Then in 2010, a $384bn five-year development package was introduced to bring down stubbornly high unemployment. And as the Arab Spring rolled across the region another $130bn dollars was spent.
Just before King Abdullah’s death, I had an email exchange with Ghassan Chehayeb, the founder and chief investment officer of Sancta Capital, about the king’s legacy. And this is what he had to say.
– King Abdullah officially assumed the throne in 2005, but has largely been seen as the de facto ruler of Saudi Arabia since the mid-1990s. In economic terms, has his rule been good for the country?
Pursuing economic reforms while maintaining fragile social order has by far been King Abdullah’s biggest challenge since coming to power in 2005. The reality is that in the aftermath of the “Arab Spring,” economic reforms took a back seat as evidenced in the successive increases in government spending since 2011. This has predominantly been on account of the mushrooming public sector wage bill and the kingdom’s funding of various political factions across the region.
The focus of the authorities in recent years has been on the labour market where some radical initiatives aimed at increasing Saudi participation in the private sector have been implemented. These measures were successful in reducing unemployment and broadening the opportunities available to the kindgdom’s fast-growing population – more than half of whom are under 25 – but have unfortunately yielded a decline in labour productivity. To be able to see the value of these initiatives, the government must couple labour reforms with educational reforms, and in there lies one herculean task. The vested interests in the education sector have thus far resulted in very little progress on that front, and it is very difficult to see how that could change in the near term.
– Has the country been able to expand its economy beyond oil?
Genuine attempts are being made to grow and diversify the Saudi economy beyond oil. For instance, incentives were put in place to increase private sector participation yielding very positive results in the power generation and telecommunications sectors. The kingdom, at the behest of King Abdullah, acceded to the World Trade Organisation which has since markedly increased foreign direct investment.
Having said that, there are several socioeconomic and geopolitical factors pulling in opposing directions that have resulted in little material progress on the ground. The numbers speak volumes – the petroleum sector today accounts for roughly 90 percent of budget revenues, 90 percent of export earnings, and 55 percent of GDP.
– What next under the Crown Prince Salman?
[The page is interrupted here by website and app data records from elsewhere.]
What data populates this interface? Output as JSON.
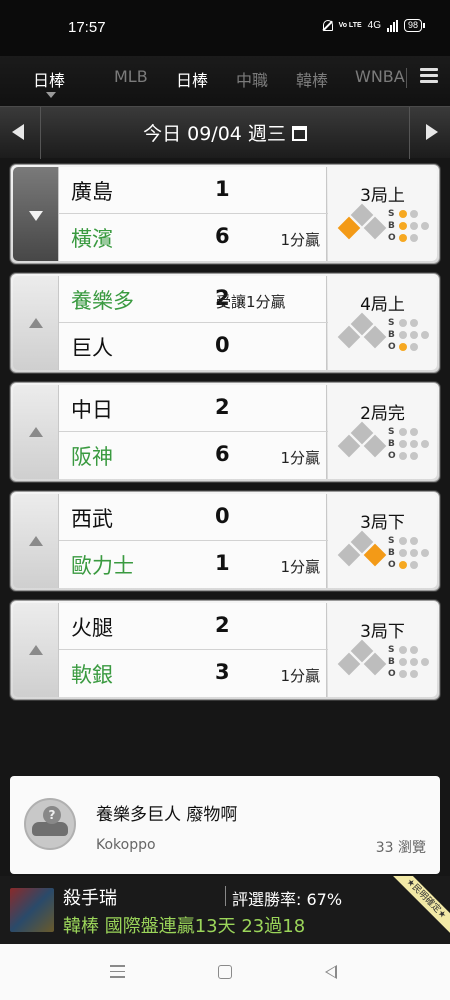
{
  "status_bar": {
    "time": "17:57",
    "volte": "Vo LTE",
    "network": "4G",
    "battery": "98"
  },
  "tabs": [
    {
      "label": "日棒",
      "active": true
    },
    {
      "label": "MLB"
    },
    {
      "label": "日棒"
    },
    {
      "label": "中職"
    },
    {
      "label": "韓棒"
    },
    {
      "label": "WNBA"
    }
  ],
  "date_bar": {
    "text": "今日 09/04 週三"
  },
  "games": [
    {
      "vote_state": "down-selected",
      "top": {
        "name": "廣島",
        "score": "1",
        "note": "",
        "winner": false
      },
      "bottom": {
        "name": "橫濱",
        "score": "6",
        "note": "1分贏",
        "winner": true
      },
      "inning": "3局上",
      "bases": {
        "first": false,
        "second": false,
        "third": true
      },
      "count": {
        "strikes": 1,
        "balls": 1,
        "outs": 1
      }
    },
    {
      "vote_state": "up",
      "top": {
        "name": "養樂多",
        "score": "2",
        "note": "受讓1分贏",
        "winner": true
      },
      "bottom": {
        "name": "巨人",
        "score": "0",
        "note": "",
        "winner": false
      },
      "inning": "4局上",
      "bases": {
        "first": false,
        "second": false,
        "third": false
      },
      "count": {
        "strikes": 0,
        "balls": 0,
        "outs": 1
      }
    },
    {
      "vote_state": "up",
      "top": {
        "name": "中日",
        "score": "2",
        "note": "",
        "winner": false
      },
      "bottom": {
        "name": "阪神",
        "score": "6",
        "note": "1分贏",
        "winner": true
      },
      "inning": "2局完",
      "bases": {
        "first": false,
        "second": false,
        "third": false
      },
      "count": {
        "strikes": 0,
        "balls": 0,
        "outs": 0
      }
    },
    {
      "vote_state": "up",
      "top": {
        "name": "西武",
        "score": "0",
        "note": "",
        "winner": false
      },
      "bottom": {
        "name": "歐力士",
        "score": "1",
        "note": "1分贏",
        "winner": true
      },
      "inning": "3局下",
      "bases": {
        "first": true,
        "second": false,
        "third": false
      },
      "count": {
        "strikes": 0,
        "balls": 0,
        "outs": 1
      }
    },
    {
      "vote_state": "up",
      "top": {
        "name": "火腿",
        "score": "2",
        "note": "",
        "winner": false
      },
      "bottom": {
        "name": "軟銀",
        "score": "3",
        "note": "1分贏",
        "winner": true
      },
      "inning": "3局下",
      "bases": {
        "first": false,
        "second": false,
        "third": false
      },
      "count": {
        "strikes": 0,
        "balls": 0,
        "outs": 0
      }
    }
  ],
  "sbo_labels": [
    "S",
    "B",
    "O"
  ],
  "post": {
    "title": "養樂多巨人 廢物啊",
    "author": "Kokoppo",
    "views": "33 瀏覽"
  },
  "banner": {
    "name": "殺手瑞",
    "rate": "評選勝率: 67%",
    "line": "韓棒 國際盤連贏13天 23過18",
    "ribbon": "★民明確定★"
  },
  "colors": {
    "win_green": "#3a9a40",
    "base_on": "#f39a17",
    "accent_line": "#9bd55a"
  }
}
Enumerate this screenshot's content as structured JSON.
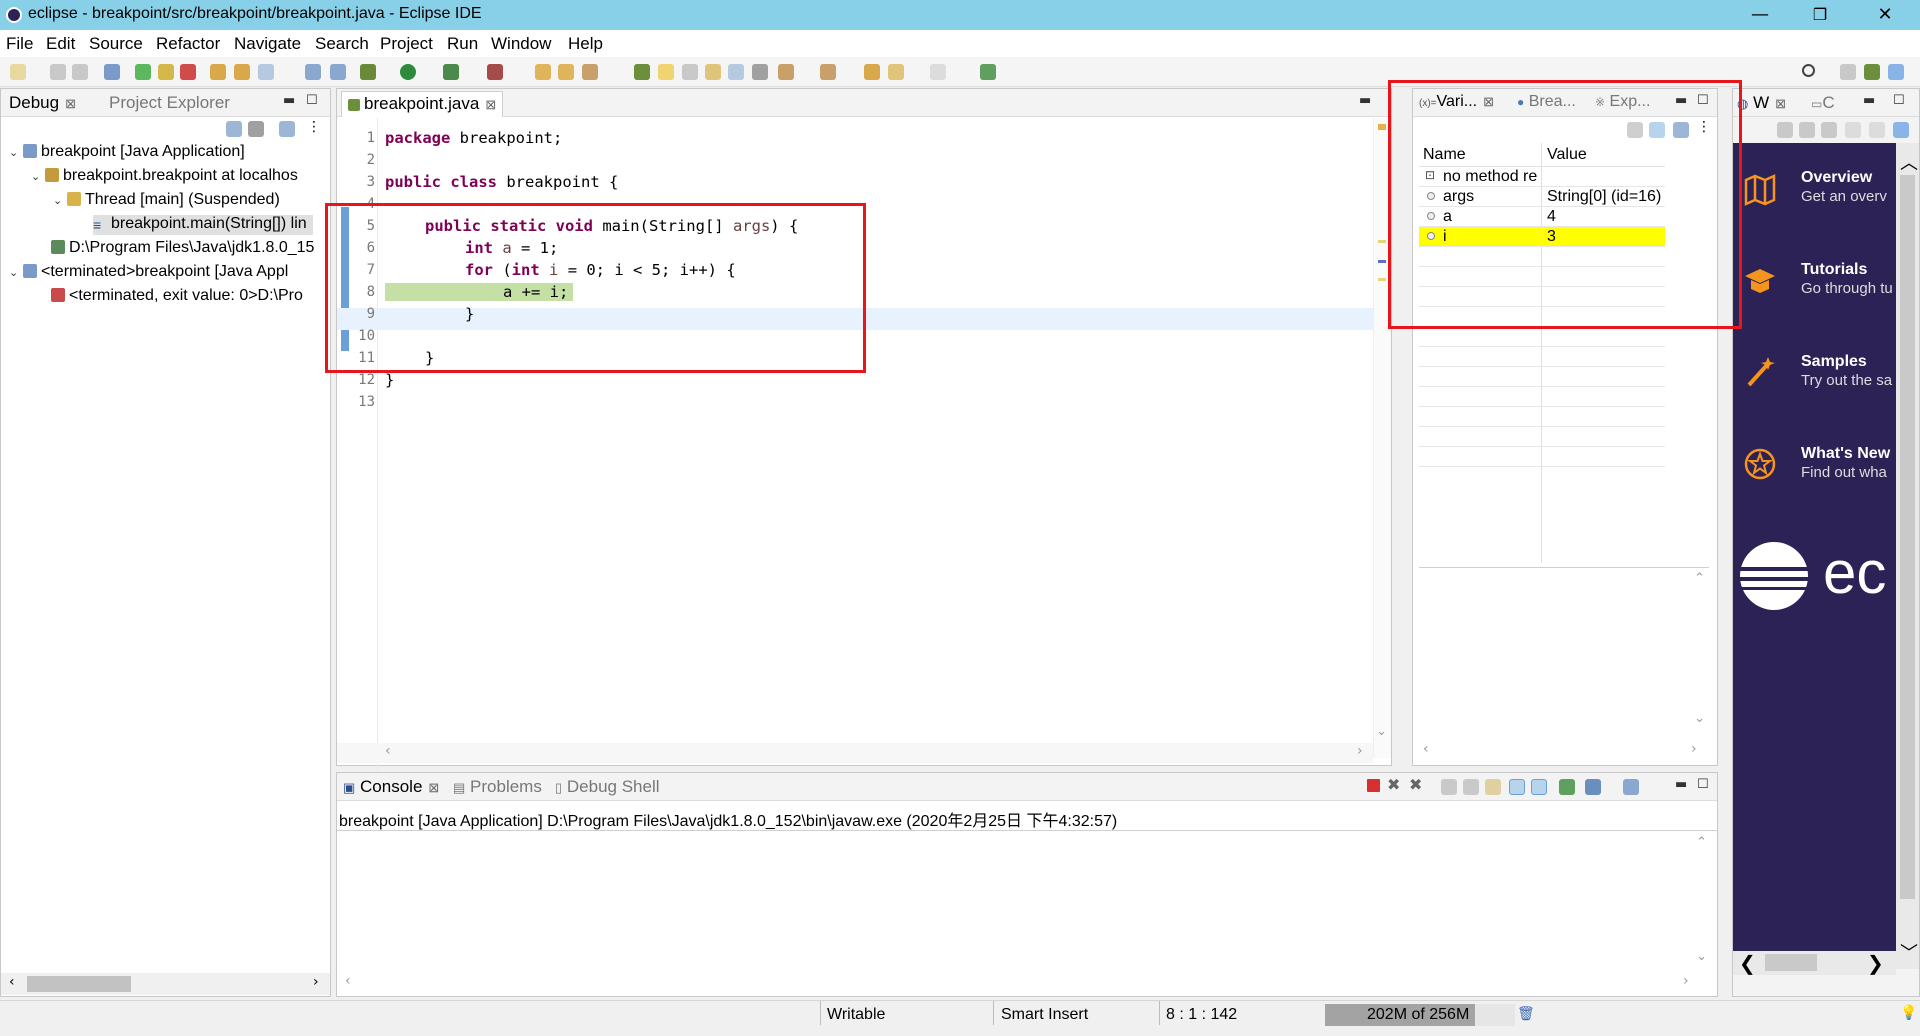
{
  "window": {
    "title": "eclipse - breakpoint/src/breakpoint/breakpoint.java - Eclipse IDE",
    "minimize": "—",
    "maximize": "❐",
    "close": "✕"
  },
  "menu": [
    "File",
    "Edit",
    "Source",
    "Refactor",
    "Navigate",
    "Search",
    "Project",
    "Run",
    "Window",
    "Help"
  ],
  "debug_panel": {
    "tabs": [
      "Debug",
      "Project Explorer"
    ],
    "tree": [
      "breakpoint [Java Application]",
      "breakpoint.breakpoint at localhos",
      "Thread [main] (Suspended)",
      "breakpoint.main(String[]) lin",
      "D:\\Program Files\\Java\\jdk1.8.0_15",
      "<terminated>breakpoint [Java Appl",
      "<terminated, exit value: 0>D:\\Pro"
    ]
  },
  "editor": {
    "tab": "breakpoint.java",
    "lines": [
      "1",
      "2",
      "3",
      "4",
      "5",
      "6",
      "7",
      "8",
      "9",
      "10",
      "11",
      "12",
      "13"
    ],
    "code": {
      "l1_kw": "package",
      "l1_rest": " breakpoint;",
      "l3_kw1": "public",
      "l3_kw2": "class",
      "l3_rest": " breakpoint {",
      "l5_kw": "public static void",
      "l5_a": " main(String[] ",
      "l5_var": "args",
      "l5_b": ") {",
      "l6_kw": "int",
      "l6_var": "a",
      "l6_rest": " = 1;",
      "l7_kw": "for",
      "l7_a": " (",
      "l7_kw2": "int",
      "l7_var": "i",
      "l7_rest": " = 0; i < 5; i++) {",
      "l8": "a += i;",
      "l9": "}",
      "l11": "}",
      "l12": "}"
    }
  },
  "variables_panel": {
    "tabs": [
      "Vari...",
      "Brea...",
      "Exp..."
    ],
    "headers": [
      "Name",
      "Value"
    ],
    "rows": [
      {
        "name": "no method re",
        "value": ""
      },
      {
        "name": "args",
        "value": "String[0]  (id=16)"
      },
      {
        "name": "a",
        "value": "4"
      },
      {
        "name": "i",
        "value": "3"
      }
    ]
  },
  "welcome_panel": {
    "tabs": [
      "W",
      "C"
    ],
    "items": [
      {
        "title": "Overview",
        "subtitle": "Get an overv"
      },
      {
        "title": "Tutorials",
        "subtitle": "Go through tu"
      },
      {
        "title": "Samples",
        "subtitle": "Try out the sa"
      },
      {
        "title": "What's New",
        "subtitle": "Find out wha"
      }
    ],
    "logo_text": "ec"
  },
  "console_panel": {
    "tabs": [
      "Console",
      "Problems",
      "Debug Shell"
    ],
    "output": "breakpoint [Java Application] D:\\Program Files\\Java\\jdk1.8.0_152\\bin\\javaw.exe (2020年2月25日 下午4:32:57)"
  },
  "status": {
    "writable": "Writable",
    "insert_mode": "Smart Insert",
    "position": "8 : 1 : 142",
    "memory": "202M of 256M",
    "memory_used_fraction": 0.79
  },
  "colors": {
    "accent_red": "#e8151b",
    "highlight_yellow": "#ffff00",
    "current_line": "#c5e0a5",
    "welcome_bg": "#2c2255"
  }
}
Investors draw a great deal of comfort from the appointment of Prince Salman as first in line and Prince Muqrin as second in line, which definitely creates a sense of continuity in leadership for the foreseeable future, and hopefully further reforms albeit at a slow and measured pace.